• TO DO
With the string "Alta" as the filter, copy each matching line from the records.

[Dataset items]
○ ○ ○ ○ ○ ○ ○
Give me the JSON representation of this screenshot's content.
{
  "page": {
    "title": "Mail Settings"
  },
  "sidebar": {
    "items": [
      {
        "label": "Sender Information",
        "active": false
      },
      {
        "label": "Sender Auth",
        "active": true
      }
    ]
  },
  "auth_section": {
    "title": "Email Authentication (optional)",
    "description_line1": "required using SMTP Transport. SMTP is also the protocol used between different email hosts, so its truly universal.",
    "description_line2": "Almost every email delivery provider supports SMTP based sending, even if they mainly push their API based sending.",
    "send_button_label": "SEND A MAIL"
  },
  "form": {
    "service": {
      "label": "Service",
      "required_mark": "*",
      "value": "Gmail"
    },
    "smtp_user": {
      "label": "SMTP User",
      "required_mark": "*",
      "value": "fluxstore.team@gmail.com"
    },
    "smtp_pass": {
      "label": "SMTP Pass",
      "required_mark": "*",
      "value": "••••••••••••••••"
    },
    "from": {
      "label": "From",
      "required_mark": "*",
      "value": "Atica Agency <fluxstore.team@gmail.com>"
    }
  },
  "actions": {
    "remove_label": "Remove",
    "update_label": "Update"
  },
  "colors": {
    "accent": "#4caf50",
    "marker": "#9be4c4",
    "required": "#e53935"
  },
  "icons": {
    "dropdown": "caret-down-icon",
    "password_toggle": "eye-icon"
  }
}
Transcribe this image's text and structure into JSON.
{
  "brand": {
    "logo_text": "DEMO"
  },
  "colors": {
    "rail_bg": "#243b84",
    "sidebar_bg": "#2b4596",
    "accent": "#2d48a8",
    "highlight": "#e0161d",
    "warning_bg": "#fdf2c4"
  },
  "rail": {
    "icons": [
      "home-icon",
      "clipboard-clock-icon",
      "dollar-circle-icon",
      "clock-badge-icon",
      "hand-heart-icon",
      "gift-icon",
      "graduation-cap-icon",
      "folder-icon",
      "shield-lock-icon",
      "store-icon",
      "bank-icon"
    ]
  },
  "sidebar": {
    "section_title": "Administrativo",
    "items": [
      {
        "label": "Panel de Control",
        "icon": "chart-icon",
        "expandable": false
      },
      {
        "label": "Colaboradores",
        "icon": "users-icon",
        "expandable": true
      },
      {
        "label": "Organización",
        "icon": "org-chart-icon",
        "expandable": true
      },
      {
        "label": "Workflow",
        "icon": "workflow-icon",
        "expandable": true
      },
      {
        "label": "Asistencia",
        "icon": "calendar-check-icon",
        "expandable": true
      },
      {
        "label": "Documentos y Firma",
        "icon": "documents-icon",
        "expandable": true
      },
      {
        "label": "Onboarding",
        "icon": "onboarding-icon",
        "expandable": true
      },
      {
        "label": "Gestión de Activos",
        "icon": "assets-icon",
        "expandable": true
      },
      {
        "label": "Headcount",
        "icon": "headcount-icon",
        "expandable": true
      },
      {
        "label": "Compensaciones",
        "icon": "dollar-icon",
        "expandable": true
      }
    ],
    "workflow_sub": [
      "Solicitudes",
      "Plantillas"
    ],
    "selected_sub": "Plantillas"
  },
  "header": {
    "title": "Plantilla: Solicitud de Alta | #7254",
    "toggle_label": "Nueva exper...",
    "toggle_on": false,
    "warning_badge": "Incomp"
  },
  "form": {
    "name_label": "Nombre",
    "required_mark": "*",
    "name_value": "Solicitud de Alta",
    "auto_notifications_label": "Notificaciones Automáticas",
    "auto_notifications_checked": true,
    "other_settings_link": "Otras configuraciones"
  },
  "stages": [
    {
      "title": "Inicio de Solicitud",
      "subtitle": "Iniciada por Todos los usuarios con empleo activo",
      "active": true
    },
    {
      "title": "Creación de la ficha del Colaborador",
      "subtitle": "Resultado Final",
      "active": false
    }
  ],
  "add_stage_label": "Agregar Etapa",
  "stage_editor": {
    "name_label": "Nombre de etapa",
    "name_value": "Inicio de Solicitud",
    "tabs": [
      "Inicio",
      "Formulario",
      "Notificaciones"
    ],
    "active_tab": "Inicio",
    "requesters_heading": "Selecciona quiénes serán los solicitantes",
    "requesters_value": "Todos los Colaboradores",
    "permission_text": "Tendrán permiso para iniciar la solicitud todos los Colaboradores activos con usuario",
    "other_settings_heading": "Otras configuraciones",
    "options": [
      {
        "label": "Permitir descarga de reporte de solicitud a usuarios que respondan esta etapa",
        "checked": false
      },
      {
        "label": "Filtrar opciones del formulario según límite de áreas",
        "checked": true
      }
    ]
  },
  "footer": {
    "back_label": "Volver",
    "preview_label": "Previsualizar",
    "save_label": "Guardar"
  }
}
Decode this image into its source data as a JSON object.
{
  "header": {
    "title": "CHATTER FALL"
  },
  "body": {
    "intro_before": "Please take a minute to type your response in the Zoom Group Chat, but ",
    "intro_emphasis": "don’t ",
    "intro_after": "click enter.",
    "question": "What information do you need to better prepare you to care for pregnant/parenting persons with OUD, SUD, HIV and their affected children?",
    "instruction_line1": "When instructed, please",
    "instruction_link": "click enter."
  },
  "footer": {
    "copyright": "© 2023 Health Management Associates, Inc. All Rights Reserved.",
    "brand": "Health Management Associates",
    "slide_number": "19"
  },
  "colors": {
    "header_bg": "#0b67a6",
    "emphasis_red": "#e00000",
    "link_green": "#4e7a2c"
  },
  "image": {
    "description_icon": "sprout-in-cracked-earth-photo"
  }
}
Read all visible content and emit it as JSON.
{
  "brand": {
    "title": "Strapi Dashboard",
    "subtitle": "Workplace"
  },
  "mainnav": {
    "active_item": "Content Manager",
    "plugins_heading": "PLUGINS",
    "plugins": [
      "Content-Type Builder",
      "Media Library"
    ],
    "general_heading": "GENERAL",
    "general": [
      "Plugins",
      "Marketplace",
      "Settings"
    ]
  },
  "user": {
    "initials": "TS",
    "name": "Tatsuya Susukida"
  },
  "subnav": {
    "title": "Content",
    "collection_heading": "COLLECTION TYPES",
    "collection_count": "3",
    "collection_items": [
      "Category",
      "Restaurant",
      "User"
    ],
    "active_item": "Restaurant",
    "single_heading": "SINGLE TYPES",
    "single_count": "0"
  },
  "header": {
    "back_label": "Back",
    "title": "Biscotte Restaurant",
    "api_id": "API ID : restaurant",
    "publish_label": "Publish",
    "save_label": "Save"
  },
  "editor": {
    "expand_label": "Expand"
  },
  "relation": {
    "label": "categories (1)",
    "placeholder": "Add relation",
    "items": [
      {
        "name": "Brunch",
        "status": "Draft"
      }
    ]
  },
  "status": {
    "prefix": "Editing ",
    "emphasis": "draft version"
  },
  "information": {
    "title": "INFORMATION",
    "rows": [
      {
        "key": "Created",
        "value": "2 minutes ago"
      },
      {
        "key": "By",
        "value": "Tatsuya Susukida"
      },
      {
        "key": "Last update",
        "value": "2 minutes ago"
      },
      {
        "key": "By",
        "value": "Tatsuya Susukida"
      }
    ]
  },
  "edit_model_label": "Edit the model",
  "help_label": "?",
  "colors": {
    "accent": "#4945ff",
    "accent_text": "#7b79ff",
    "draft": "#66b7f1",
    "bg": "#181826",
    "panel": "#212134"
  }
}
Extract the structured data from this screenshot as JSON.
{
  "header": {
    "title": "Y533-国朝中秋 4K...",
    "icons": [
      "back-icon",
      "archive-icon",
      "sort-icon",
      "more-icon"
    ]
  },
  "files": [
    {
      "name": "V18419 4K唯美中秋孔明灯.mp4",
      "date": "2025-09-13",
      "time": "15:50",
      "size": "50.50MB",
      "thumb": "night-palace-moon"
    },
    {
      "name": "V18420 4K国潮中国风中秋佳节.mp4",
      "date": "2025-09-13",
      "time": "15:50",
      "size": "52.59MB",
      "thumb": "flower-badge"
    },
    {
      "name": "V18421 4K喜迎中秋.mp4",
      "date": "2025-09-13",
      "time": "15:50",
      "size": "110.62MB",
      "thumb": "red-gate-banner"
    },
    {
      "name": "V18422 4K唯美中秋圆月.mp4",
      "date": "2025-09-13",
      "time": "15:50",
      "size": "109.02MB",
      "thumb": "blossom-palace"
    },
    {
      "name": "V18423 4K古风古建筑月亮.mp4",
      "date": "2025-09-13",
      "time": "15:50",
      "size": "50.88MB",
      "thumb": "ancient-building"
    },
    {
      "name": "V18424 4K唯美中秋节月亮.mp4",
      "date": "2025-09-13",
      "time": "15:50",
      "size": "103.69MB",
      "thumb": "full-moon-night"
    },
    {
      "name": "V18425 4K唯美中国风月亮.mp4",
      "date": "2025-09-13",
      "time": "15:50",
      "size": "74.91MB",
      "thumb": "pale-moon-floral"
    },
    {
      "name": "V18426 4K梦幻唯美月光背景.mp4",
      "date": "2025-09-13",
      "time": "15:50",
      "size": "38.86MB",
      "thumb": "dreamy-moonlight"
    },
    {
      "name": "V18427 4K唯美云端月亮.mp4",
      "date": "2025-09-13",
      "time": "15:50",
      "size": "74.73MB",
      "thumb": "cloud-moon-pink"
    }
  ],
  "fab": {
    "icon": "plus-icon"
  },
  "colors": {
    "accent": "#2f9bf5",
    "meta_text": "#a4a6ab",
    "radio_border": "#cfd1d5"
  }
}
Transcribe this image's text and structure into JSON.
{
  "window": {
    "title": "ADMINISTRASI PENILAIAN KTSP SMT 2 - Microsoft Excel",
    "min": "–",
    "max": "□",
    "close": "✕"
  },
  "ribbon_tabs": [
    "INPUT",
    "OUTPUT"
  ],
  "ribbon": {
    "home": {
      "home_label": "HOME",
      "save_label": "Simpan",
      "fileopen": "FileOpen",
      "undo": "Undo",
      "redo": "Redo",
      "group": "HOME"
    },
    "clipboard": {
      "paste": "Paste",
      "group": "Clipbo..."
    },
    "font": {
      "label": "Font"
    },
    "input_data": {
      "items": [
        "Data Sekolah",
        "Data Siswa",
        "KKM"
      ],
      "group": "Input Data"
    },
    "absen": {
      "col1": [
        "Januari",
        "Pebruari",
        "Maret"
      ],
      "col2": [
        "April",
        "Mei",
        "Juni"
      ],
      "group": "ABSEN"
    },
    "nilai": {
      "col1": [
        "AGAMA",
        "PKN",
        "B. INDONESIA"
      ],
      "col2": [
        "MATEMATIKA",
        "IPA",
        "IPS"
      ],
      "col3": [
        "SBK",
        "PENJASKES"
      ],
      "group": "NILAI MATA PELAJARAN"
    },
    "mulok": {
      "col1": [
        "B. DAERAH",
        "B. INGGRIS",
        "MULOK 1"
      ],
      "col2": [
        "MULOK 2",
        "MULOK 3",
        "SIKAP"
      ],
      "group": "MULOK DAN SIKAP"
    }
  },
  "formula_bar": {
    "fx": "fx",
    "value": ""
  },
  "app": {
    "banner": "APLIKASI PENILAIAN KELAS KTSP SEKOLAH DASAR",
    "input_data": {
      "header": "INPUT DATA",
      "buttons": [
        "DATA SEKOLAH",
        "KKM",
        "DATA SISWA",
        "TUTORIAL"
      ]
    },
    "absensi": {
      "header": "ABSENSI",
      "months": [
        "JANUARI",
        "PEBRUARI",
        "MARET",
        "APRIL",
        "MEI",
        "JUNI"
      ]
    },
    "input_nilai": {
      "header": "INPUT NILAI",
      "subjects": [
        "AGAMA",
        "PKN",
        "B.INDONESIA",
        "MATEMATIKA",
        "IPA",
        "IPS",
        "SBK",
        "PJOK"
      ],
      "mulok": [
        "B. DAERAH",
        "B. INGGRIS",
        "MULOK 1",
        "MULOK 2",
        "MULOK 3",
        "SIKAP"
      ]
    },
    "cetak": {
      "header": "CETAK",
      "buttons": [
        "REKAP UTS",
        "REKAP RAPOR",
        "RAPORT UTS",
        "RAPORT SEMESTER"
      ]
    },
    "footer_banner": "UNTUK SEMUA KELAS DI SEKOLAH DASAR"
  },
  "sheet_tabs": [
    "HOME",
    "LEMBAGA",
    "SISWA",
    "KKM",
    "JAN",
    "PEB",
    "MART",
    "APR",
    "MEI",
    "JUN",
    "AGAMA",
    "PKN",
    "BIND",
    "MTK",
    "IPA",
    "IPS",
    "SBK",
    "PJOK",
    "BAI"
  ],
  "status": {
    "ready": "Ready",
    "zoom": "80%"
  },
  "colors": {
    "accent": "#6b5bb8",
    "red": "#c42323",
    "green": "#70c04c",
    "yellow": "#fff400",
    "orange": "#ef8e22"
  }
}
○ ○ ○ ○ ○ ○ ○
• WRITTEN SOLUTION
    "title": "Plantilla: Solicitud de Alta | #7254",
    "name_value": "Solicitud de Alta",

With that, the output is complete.